Hṛdayānanda: (translating) It says here in this verse that a devotee is not . . . (indistinct) . . . On the other hand, a devotee is also compassionate. So the question is what is the . . . (indistinct) . . .? Not being sentimental, but not being impersonal, callous.

Prabhupāda: I do not know what you said. What he said?

Devotee: She said that if a devotee does not lament for the . . . (indistinct) . . . death, but at the same time it is also said that the devotee is compassionate towards the living beings. So she asked here what is the difference between the sentimentality and impersonalism? (devotee tries to explain again what she means—indistinct)

Prabhupāda: What is that? I cannot follow.

Paramahaṁsa: Well, there's a tendency for someone who hears this verse to think that one should become callous to the sufferings of others.

Prabhupāda: Where it is?

Paramahaṁsa: Well, there's a tendency to misunderstand it in that way.

Prabhupāda: No, when we are teaching, it is because the people are suffering on account of ignorance. Therefore we are teaching. How we are callous? We are not callous; we are very much sympathetic to give them knowledge. How do you say? The devotees are not callous. Why they are touring all over the world, accepting so much trouble, opposition? Because they are very much sympathetic with the people who are suffering out of ignorance. They are the most sympathetic friend of the human society. So this is not true that they are callous. Hmm? So any other question?

Hṛdayānanda: (translating) If we've already committed so many offenses to chanting, now, at this point, how can we purify ourselves?

Prabhupāda: If you don't commit offense. Why do you voluntarily commit offense? You should not commit offense. Then it will be all right, purified.

Hṛdayānanda: (translating) He wants to know how we can increase our desire for saṅkīrtana process.

Prabhupāda: By performing saṅkīrtana.
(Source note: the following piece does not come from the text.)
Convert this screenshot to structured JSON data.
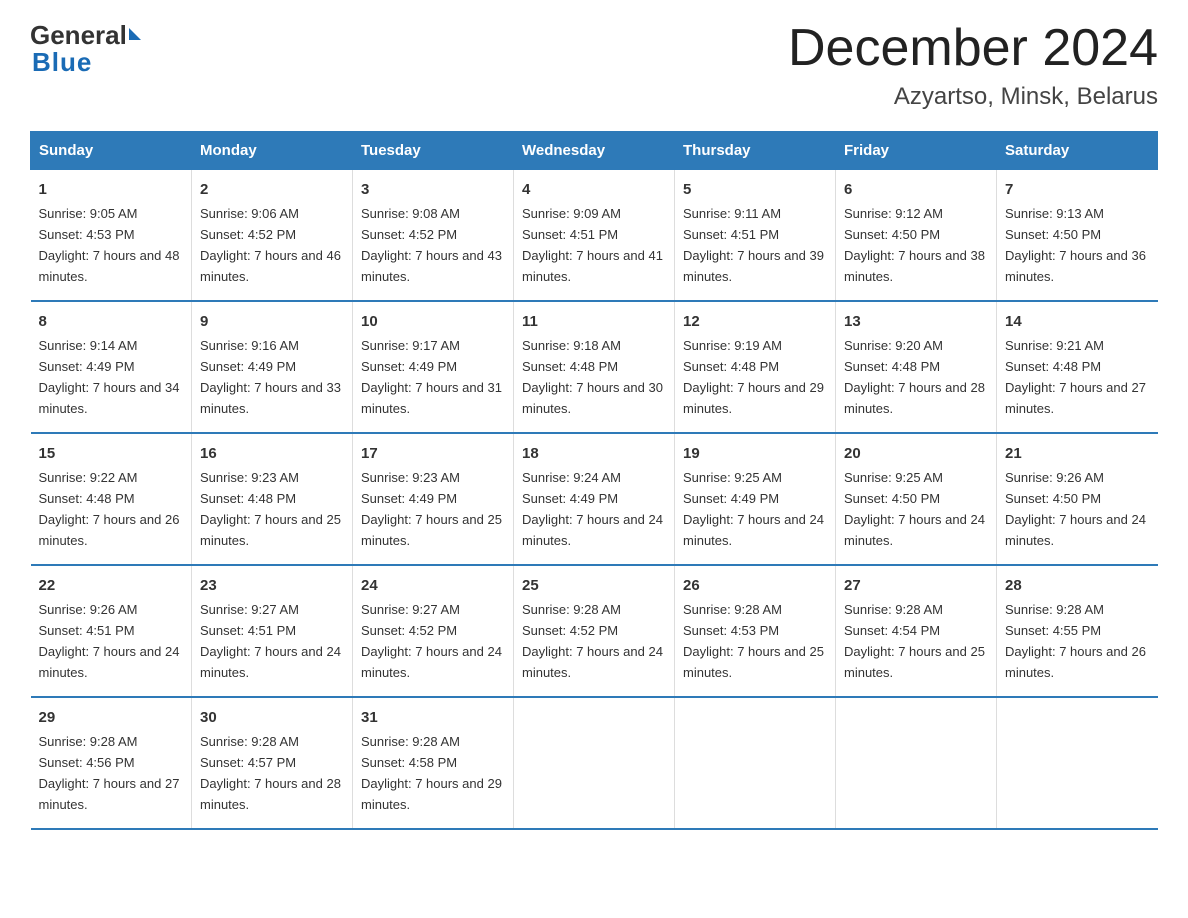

Just like if a man drinks, and if he drinks, drinks, then he become a drunkard. (laughter) Drink more and you become drunkard. Similarly, chant more and you become perfect chanter.

Hṛdayānanda: (translating) He wants to know if the greatest offense is to disobey the spiritual master.

Prabhupāda: Yes, that is the first offense. Guror avajñā, śruti-śāstra-nindanam. Śruti-śāstra-nindanaṁ guror avajñā (Padma Purāṇa). If you accept guru and again disobey him, then what is your position? You are not a gentleman. You promise before guru, before Kṛṣṇa, before fire, that "I shall obey your order; I shall execute this," and again you do not do this. Then you are not even a gentleman, what to speak about devotee. This is common sense.

Hṛdayānanda: (trying to understand Spanish question)

Prabhupāda: You cannot understand? What is that?

Hṛdayānanda: A devotee, how can he control his tongue?

Prabhupāda: He can take prasādam. (laughter) Bhaktivinoda Ṭhākura has said like that, tā'ra madhye jihwā ati, lobhamoy sudurmati, tā'ke jetā kaṭhina saṁsāre: "Out of all the senses, the tongue sense is very powerful. So it is very difficult to control it." So he says, tā'ra madhye jihwā ati, lobhamoy sudurmati: "The tongue is very greedy and very difficult to be controlled. Therefore Kṛṣṇa has given us one weapon." What is that? Kṛṣṇa baṛo doyāmoy, koribāre jihwā jay, swa-prasād-anna dilo bhāi: "Kṛṣṇa is very kind. Therefore He has given us His remnants of foodstuff." So if we make this promise, that "I shall not take anything which is not offered to Kṛṣṇa," then your tongue will be controlled. And in the śāstra it is said that you cannot understand Kṛṣṇa . . . Ataḥ śrī-kṛṣṇa-nāmādi. Not only Kṛṣṇa; even His name you cannot understand with these imperfect senses.

ataḥ śrī-kṛṣṇa-nāmādi
na bhaved grāhyam indriyaiḥ
sevonmukhe hi jihvādau
svayam eva sphuraty adaḥ
(CC Madhya 17.136)

But when you engage your tongue in the service of Kṛṣṇa, then Kṛṣṇa reveals Himself. So the tongue's business is twofold. One is with tongue we speak—we vibrates sound—and another business is with tongue we taste nice foodstuff. So if you engage this tongue in the matter of Kṛṣṇa's service by vibrating Hare Kṛṣṇa mantra, and if you don't allow your tongue to touch anything which is not offered to Kṛṣṇa, then you become immediately Kṛṣṇa-realized soul. So when the tongue is controlled, all other senses are automatically controlled. This is the process.

Now again engage your tongue, chanting Hare Kṛṣṇa. (end).